My fear about many mainstream workplace mental health modelsis they are often predicated on managers or employees leading the first line ofsupport, many of whom have little to no understanding of the complex factors thatare at play when mental health is deteriorating. Often, judgement, poor supportor advice at this level results in people’s conditions deteriorating to anirretrievable level. Whether it’s someone we perceive to be prone to, in ourview, unnecessary crying, or is often irritable – all of these outward displayshave a root in something else. We need to understand that, that something elseis not a character flaw, or evidence of a lack of leadership skill.

Drug and alcohol services give us an insight into theseissues at the extreme end of the spectrum.

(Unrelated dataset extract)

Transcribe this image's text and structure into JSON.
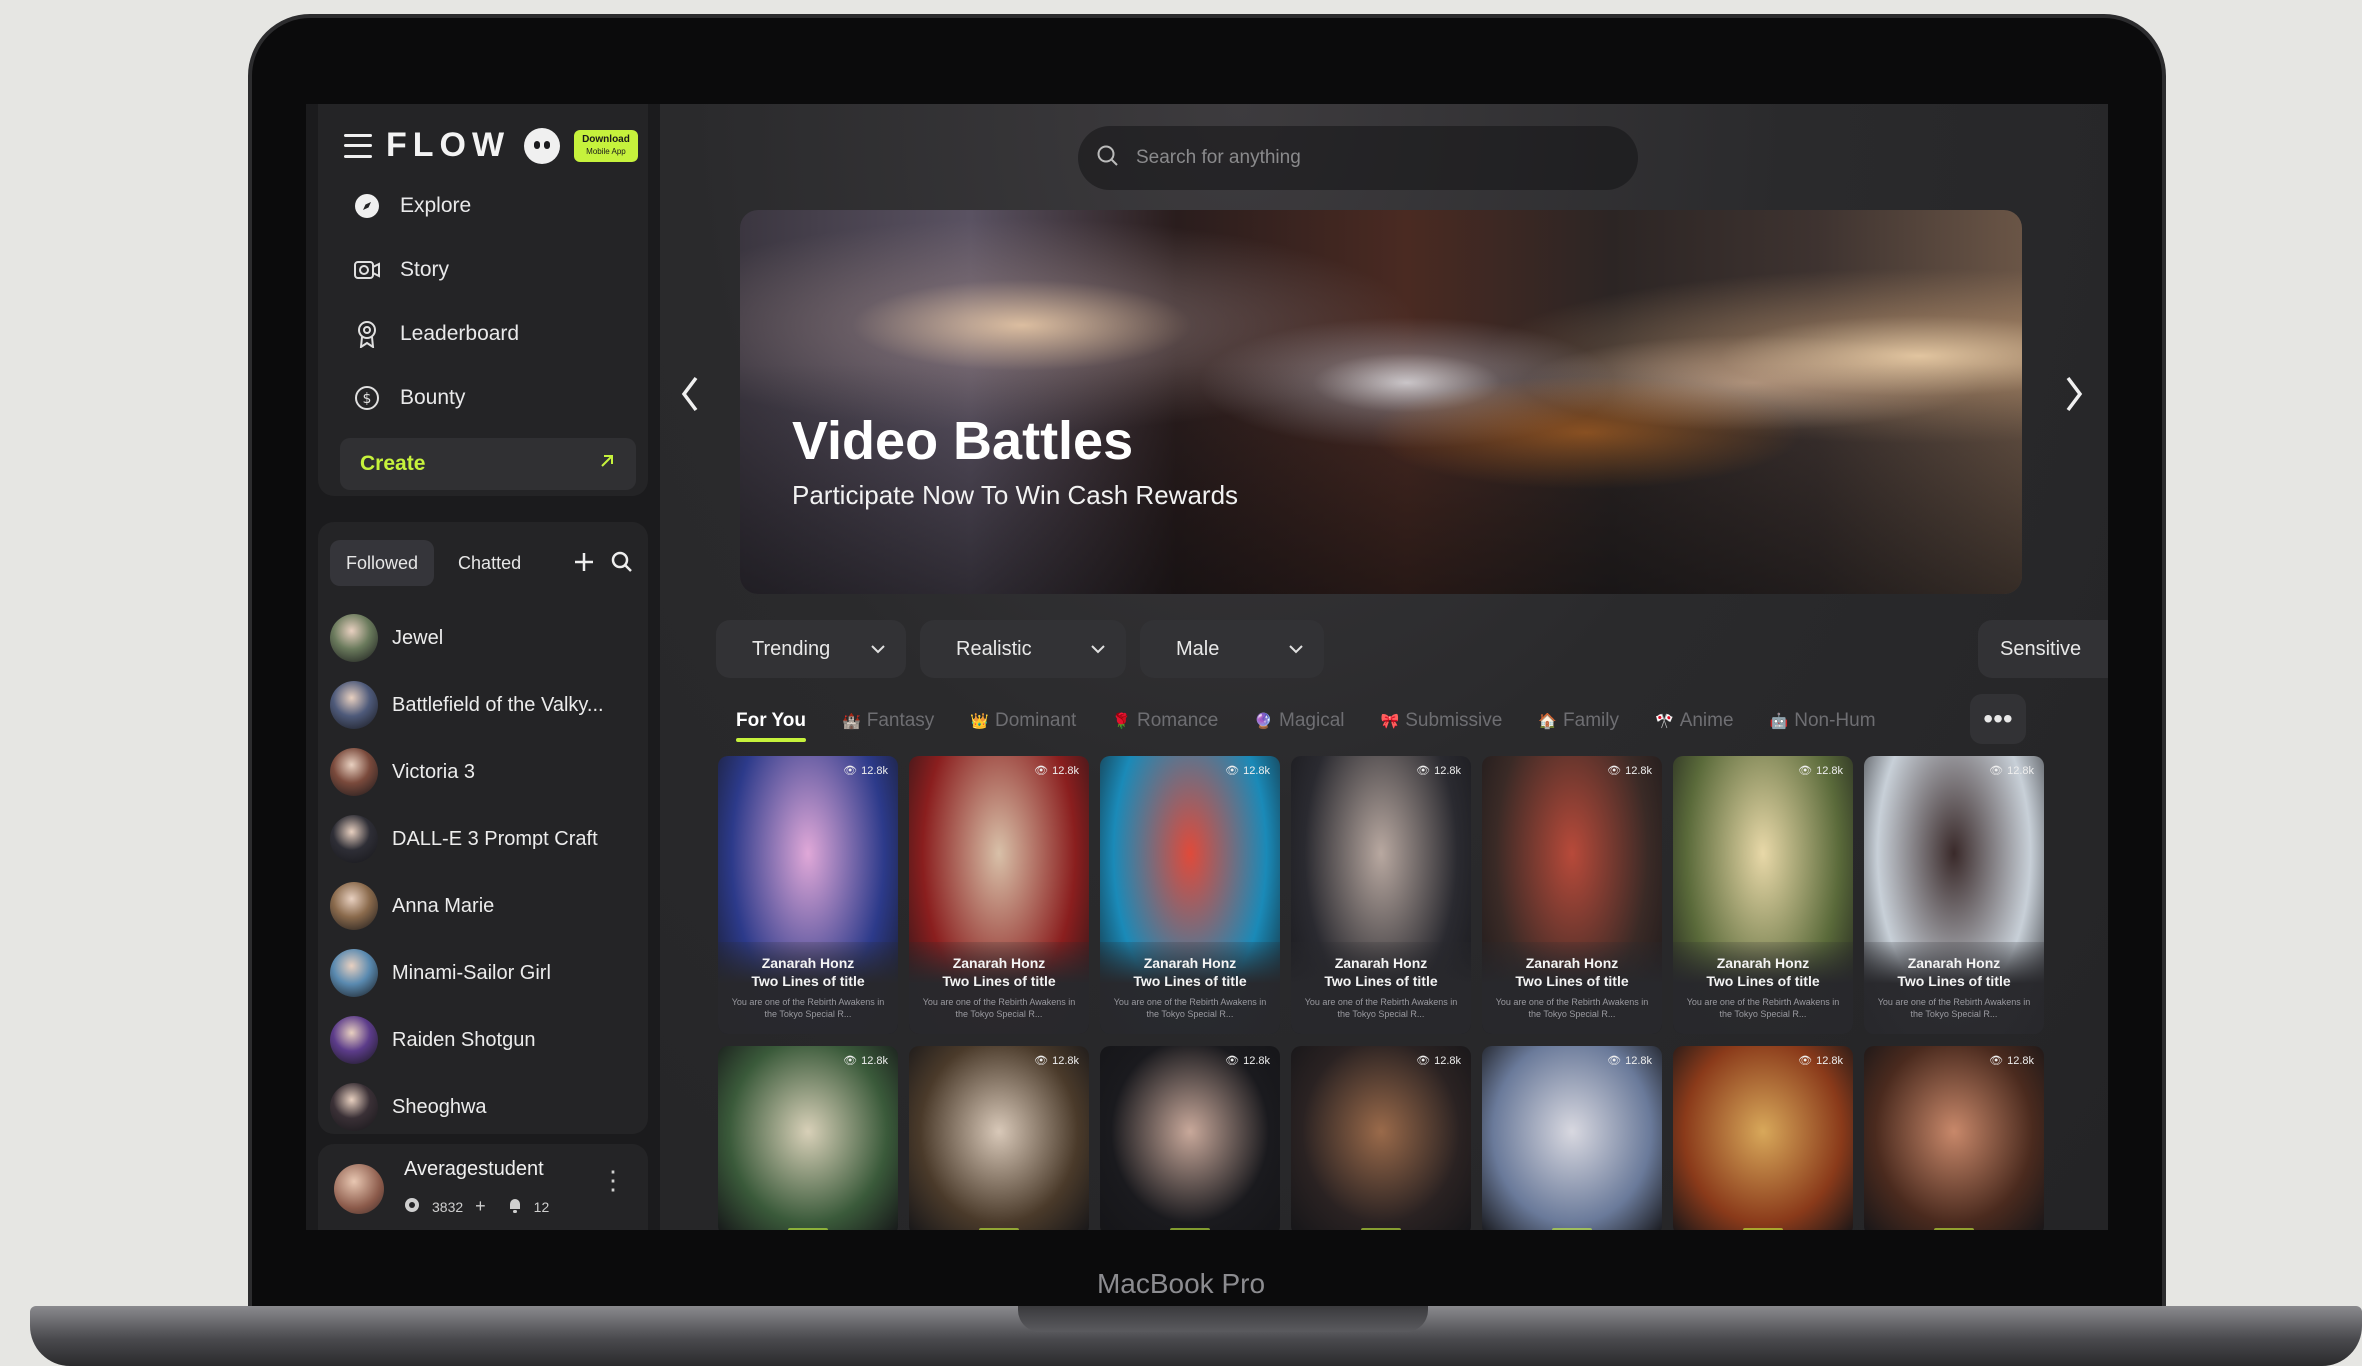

So many of the people I’ve workedwith in a professional context over the years have come into services I ledbecause of their attachment to a particular coping mechanism they are using to managedifficult emotions. Whether that’s alcohol, drugs, sex, food or even because ofthe consequences of uncontrollable anger. Many of them have been judged harshlyby society because of these outward displays of perceived lack of resilience.Spending time with people in extreme pain who are at the mercy of a habit thatno longer serves its core purpose to them is incredibly humbling.

In taking time to listen to their stories I am in awe oftheir situational resilience. A virtual walk in their shoes and see them asgiants of resilience, painfully judged for all the things that are not known tothe outside world. Extreme trauma, abuse and neglect are invariably at theirroot cause.

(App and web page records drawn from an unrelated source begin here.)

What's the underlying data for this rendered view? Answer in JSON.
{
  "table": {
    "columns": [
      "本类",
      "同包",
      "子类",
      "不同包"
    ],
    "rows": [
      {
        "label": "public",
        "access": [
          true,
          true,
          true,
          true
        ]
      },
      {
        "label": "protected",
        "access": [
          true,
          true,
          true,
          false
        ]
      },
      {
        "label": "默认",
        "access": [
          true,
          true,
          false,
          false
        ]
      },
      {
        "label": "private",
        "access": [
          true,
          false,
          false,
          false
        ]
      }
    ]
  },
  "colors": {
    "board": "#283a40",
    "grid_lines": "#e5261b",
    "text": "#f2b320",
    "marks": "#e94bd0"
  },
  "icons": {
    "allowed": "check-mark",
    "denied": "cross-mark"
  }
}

Mental Health England states that 1 in 4 people in the UKexperience a mental health issue every year and 1 in 6 people in the workforcehave a mental health condition. With many more people in the post Covid periodstruggling, there is a risk that a growth of comparing resilience levels,unless the concept is truly understood, will drive new inequities.

Understanding people and supporting individuals relative totheir context is a nuanced process, which many workplaces are not equipped toundertake. Ignoring or labelling emotions society has deemed as “negative” suchas anger, frustration, anxiety or sadness as displays of low resiliencereinforces stigma. We need to be much more open to discussing these emotionswith people in the workplace as they are all normal responses to personalcontext and experience.

Whole organisation models which integrate coaching andmentoring from a people centred perspective for all levels of management andleadership, which limits blame and judgement and provides early supportive conversationsabout difficult emotions, is the key way to ensure people experience the equityof support which leads to equality for all of our mental health.

The ongoing Covid crisis places the need for organisationalsupport for mental health issues at the heart of people strategy. Let’s makesure we move beyond the memes and understand the true nuances of ourperceptions of resilience.